BPA Pervasive in Our Canned Food
AOL News - May 18, 2010
(May 18) -- The health hazards of bisphenol A are well documented, but now scientists report that the chemical used in the coating of cans to protect food from corrosion and bacteria is pervasive in the canned goods on our kitchen shelves.
Researchers collected 50 cans of food from pantries in 19 states and Ontario and analyzed them at a top food safety lab in San Francisco. BPA was found in 92 percent of the samples, according to a 24-page study called "No Silver Lining," which was released today by the National Workgroup for Safe Markets.
The top level of BPA was 1,140 parts per billion -- believed to be the highest level ever found in the U.S. It was detected in Del Monte French Style Green Beans from a pantry in Wisconsin, the report said.
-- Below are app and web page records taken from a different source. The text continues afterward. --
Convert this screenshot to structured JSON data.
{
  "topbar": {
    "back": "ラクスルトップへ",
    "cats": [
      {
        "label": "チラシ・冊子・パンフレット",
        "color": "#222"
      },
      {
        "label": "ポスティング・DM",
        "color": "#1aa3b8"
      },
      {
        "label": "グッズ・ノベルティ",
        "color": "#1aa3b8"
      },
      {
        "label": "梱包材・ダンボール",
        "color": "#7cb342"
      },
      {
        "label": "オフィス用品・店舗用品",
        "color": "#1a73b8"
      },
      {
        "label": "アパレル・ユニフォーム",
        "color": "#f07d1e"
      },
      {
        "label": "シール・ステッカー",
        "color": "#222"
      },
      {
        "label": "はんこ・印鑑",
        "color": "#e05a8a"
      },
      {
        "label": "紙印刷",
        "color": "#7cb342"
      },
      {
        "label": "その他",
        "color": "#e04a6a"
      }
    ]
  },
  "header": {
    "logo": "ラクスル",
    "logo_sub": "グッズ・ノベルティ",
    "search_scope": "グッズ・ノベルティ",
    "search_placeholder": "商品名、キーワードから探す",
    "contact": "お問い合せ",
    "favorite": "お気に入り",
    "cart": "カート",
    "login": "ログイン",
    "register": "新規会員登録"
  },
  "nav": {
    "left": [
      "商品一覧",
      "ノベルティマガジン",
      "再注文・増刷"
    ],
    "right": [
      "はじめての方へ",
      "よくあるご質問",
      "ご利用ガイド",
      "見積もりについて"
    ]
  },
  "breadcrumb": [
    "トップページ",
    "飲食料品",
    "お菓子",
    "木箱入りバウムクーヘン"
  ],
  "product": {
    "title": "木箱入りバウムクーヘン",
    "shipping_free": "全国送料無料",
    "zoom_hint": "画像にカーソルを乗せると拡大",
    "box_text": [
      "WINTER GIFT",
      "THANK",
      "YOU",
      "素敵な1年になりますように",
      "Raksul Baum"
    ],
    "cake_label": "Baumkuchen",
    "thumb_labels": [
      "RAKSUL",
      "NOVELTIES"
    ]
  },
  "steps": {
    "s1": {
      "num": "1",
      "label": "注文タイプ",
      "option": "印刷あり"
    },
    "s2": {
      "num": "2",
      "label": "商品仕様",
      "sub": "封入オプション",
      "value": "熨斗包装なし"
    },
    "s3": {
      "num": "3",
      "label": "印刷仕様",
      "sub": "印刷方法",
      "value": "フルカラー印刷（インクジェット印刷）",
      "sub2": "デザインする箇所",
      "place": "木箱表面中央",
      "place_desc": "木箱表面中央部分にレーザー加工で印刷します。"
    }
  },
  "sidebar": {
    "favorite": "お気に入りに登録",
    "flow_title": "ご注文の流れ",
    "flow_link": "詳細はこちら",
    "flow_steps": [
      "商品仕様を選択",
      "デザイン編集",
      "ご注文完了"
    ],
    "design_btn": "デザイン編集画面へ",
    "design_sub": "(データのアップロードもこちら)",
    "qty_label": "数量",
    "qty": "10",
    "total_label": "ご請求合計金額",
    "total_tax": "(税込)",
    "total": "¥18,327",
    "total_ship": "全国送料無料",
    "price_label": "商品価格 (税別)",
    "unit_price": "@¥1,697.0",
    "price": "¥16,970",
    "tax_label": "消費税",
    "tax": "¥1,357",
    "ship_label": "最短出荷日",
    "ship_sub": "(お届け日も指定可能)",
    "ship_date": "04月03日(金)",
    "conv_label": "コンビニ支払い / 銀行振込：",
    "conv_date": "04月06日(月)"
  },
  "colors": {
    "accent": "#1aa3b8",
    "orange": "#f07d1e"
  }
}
Other high scorers included Walmart's Great Value Green Peas from a store in Kentucky, and Healthy Choice Old Fashioned Chicken Noodle Soup from a pantry in Montana, according to researchers from the coalition of more than 17 public and environmental health organizations.
"Our study details potential exposure to BPA from not just one can, but from meals prepared with canned food and drink that an ordinary person might consume over the course of a day," Mike Schade, a co-author of the study, told AOL News.
The investigator for the Center for Health, Environment & Justice added that the study showed that "real-life meals involving one or more cans of food can cause an individual to ingest levels of BPA that have been shown to cause health effects in laboratory animal studies."
The unopened cans of fruits, vegetables, beans, soups, tomato products, sodas and milk were sent to Anresco Laboratories to determine the concentrations of BPA in the food within the can. Only the food and not the packaging was tested.
The selection of canned food and drink represents a menu that an ordinary North American person might consume over the course of a day.
"It takes as little as one serving of canned foods to expose a person to levels of BPA that have been shown to cause harm in laboratory animals. This is especially troublesome if the person eating the canned foods is pregnant, because fetuses are especially vulnerable to BPA's effects," report co-author Bobbi Chase Wilding, organizing director of Clean New York, told AOL News.
Hundreds of studies -- by both government and academic researchers -- have shown that exposure of animals to low doses of BPA has been linked to cancer, abnormal behavior, diabetes and heart disease, infertility, developmental and reproductive harm, obesity and early puberty, a known risk factor for breast cancer. Also, BPA exposure is particularly of concern for pregnant women, babies and children.
The researchers warned that in addition to the risk of BPA in canned food, people are also exposed to the chemical composite in common products like polycarbonate water and baby bottles, 5-gallon water coolers, and printer inks, toners and thermal receipt paper (used by most gas stations and supermarkets) where BPA can rub off paper onto our hands and into our mouths.
What you pay for the food and where you buy it appears to have no impact on the presence of the contaminant. This study also shows that BPA levels in canned food cannot be predicted by the price of the product, the quality or relative nutrition value of the product, or where it was purchased.
In related action, Sen. Dianne Feinstein today repeated her demand for a ban on BPA in food and beverage containers. The California Democrat wants the ban included in the Food Safety Modernization Act, a bill moving through the Senate that looks at important external food contaminants like E. coli and salmonella, but not at packaging additives like BPA.
Filed under: Nation, Science, Health